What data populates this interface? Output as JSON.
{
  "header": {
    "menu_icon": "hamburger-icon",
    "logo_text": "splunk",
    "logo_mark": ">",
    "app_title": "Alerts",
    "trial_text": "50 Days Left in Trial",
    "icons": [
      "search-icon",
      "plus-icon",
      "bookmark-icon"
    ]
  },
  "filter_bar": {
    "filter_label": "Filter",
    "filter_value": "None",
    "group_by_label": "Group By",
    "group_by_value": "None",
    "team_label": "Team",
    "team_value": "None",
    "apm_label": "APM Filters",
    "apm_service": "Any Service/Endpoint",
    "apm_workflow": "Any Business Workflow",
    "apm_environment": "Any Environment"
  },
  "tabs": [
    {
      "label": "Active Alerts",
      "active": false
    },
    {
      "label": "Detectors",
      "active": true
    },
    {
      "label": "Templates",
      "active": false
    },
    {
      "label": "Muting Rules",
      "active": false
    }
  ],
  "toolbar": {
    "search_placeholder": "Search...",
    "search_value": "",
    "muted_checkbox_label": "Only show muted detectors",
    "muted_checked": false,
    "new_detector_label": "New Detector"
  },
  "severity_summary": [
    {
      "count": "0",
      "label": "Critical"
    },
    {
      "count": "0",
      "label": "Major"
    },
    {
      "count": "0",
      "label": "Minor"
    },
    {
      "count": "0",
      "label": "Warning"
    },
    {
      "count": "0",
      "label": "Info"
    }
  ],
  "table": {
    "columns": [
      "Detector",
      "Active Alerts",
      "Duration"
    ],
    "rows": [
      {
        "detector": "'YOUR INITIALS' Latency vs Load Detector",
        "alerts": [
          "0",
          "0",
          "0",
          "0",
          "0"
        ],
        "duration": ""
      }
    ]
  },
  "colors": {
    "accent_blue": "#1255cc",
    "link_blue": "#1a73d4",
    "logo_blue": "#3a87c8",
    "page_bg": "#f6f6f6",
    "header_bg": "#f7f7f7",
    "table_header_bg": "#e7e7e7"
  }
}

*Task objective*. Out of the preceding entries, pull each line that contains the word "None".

*Reply to the task*.
    "filter_value": "None",
    "group_by_value": "None",
    "team_value": "None",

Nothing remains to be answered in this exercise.